B. Abraham and Isaac went to the mountain of sacrifice together alone (vv. 5-8). God is not a stone! He felt the sacrifice!
Redemption was the work of God alone, a transaction between God the Father and God the Son. “God was in Christ reconciling the world unto himself” (2 Cor. 5:19).
Twelve went with the Son of God to the Passover. Eleven went with him to the garden. Three went with him to pray. But when he went to the cross, our Savior was alone (Heb. 1:3).
1. The wood was laid upon Isaac’s back. Christ carried his cross.
2. The instruments of death were in the father’s hands.
3. Isaac’s question (v. 7) - He knew that God could not be worshipped without a blood sacrifice (Ex. 12:13; Lev. 17:11; Heb. 9:22).
4. “God will provide himself a lamb for a burnt offering” (v. 8). This is clearly a prophecy of Christ, the Lamb of God.
· The Sacrifice for God!
· The Sacrifice from God! Whatever sacrifice God requires, it is only what God has given!
· The Sacrifice who is God!
C. At last they came to the place of sacrifice (vv. 9-10).
1. Abraham built the altar and laid the wood upon it.
2. Abraham bound his son and laid him on the altar.
3. Isaac willingly submitted to his father’s will.
4. Abraham stretched forth his hand to kill his Son! (Zech. 13:7).
VI. Sixthly, VERSES 11-13 REVEAL A BEAUTIFUL, BLESSED PICTURE OF SUBSTITUTIONARY REDEMPTION.
Once Abraham’s faith was proved, God intervened to save Isaac.

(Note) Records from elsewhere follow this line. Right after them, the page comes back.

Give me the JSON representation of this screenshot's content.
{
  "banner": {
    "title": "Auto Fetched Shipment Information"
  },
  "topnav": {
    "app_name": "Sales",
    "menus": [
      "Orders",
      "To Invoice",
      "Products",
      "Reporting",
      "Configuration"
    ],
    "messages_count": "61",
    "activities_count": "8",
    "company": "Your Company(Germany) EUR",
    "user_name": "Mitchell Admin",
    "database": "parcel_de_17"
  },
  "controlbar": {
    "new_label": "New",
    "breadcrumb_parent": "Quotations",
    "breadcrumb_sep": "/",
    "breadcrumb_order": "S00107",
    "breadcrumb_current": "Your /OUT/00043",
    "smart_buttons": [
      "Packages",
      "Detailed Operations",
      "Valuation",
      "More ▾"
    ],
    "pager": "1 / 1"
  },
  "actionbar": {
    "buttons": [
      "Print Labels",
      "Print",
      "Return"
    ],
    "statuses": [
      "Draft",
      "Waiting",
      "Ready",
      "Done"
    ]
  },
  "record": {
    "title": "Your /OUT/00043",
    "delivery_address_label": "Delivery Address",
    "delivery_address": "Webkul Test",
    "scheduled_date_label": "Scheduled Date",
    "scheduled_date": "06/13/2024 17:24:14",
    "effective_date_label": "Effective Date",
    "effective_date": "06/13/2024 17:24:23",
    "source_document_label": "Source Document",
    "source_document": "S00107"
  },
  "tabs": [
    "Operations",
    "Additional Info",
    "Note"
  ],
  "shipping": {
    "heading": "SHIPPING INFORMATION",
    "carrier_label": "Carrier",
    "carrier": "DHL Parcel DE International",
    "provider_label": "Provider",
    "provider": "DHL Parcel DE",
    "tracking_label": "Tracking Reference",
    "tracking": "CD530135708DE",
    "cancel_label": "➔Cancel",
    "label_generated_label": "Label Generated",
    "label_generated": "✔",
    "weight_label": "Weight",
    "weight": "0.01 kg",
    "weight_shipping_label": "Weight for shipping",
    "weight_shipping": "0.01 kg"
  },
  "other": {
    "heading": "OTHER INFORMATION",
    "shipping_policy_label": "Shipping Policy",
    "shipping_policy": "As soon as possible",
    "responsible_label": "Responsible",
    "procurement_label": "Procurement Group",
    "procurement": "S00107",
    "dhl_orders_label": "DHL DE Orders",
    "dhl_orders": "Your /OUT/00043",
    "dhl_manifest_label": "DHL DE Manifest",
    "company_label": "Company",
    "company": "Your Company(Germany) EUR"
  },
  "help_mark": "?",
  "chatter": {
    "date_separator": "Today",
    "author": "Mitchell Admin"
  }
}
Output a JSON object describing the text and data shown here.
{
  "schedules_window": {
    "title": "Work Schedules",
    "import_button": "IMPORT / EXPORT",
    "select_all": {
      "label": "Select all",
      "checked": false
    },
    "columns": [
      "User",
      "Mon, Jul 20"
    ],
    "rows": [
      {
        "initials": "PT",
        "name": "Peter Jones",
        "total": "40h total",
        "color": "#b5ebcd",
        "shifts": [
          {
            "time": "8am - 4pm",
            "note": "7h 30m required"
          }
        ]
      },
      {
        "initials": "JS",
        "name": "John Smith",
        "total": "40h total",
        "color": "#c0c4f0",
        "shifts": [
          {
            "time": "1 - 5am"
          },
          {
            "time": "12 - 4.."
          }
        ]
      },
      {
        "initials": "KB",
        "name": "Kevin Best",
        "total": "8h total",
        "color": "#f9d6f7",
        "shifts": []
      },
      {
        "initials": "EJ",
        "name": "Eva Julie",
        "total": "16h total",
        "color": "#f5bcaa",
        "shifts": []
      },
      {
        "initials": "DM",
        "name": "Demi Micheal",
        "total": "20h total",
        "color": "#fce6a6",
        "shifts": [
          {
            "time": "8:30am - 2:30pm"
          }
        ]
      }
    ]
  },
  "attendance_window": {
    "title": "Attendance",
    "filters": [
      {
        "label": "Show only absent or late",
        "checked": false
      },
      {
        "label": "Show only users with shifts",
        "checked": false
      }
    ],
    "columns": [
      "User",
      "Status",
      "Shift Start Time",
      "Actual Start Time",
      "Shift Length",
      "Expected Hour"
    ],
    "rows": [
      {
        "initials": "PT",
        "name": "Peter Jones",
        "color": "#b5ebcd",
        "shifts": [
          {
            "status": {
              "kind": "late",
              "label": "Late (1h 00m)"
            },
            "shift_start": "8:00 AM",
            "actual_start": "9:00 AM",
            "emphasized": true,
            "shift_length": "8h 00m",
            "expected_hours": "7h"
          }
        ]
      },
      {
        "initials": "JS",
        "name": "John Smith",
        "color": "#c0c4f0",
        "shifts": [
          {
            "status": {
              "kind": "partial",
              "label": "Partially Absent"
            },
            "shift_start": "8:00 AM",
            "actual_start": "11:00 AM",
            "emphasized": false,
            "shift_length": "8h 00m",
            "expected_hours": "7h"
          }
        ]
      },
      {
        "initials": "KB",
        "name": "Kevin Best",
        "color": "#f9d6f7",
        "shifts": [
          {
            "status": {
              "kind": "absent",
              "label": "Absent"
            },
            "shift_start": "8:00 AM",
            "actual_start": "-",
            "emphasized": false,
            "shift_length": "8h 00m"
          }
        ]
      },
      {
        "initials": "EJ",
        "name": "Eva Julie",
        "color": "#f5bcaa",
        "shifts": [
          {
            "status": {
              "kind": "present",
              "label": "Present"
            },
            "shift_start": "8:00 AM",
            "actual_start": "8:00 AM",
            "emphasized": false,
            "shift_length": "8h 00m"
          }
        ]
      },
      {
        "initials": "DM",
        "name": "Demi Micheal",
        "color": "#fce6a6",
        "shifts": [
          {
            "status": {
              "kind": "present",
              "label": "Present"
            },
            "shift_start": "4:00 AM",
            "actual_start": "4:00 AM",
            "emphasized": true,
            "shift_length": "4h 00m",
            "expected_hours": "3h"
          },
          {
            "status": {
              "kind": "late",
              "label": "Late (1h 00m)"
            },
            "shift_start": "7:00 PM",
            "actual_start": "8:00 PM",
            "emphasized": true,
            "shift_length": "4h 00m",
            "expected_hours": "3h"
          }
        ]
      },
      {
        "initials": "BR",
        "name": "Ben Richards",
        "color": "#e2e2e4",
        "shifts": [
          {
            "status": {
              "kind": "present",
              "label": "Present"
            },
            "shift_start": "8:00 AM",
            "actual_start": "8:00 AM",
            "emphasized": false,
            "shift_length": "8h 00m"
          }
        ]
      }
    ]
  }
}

And the type changes.
A. When God spoke Abraham looked - Faith.
B. When he looked, he saw a ram - Christ.
C. He offered the ram “in the stead of his Son!” (2 Cor. 5:21).
VII. Seventhly, “ABRAHAM CALLED THE NAME OF THAT PLACE, JEHOVAH-JIREH” (v. 14).
· The Lord will see - He sees our need! - Atonement, righteousness.
· The Lord will provide- What we need! - Christ.
· The Lord will be seen - In the provision he makes!
VIII. Lastly, WHEN THE WHOLE WORK WAS DONE, ISAAC, THE OBJECT OF HIS FATHER’S LOVE, WAS EXALTED (vv. 15-18; Phil. 2:9-11).
A. He was promised a great posterity - “He shall see his seed!”
B. He was made to be a great ruler - “Possess the gate of his enemies” (John 17:2; Psa. 2:8).
C. He be the source of universal blessedness (Eph. 1:3).
In the light of these things:
1. What trial is too great?
2. What sacrifice is too costly?
3. What work is too demanding?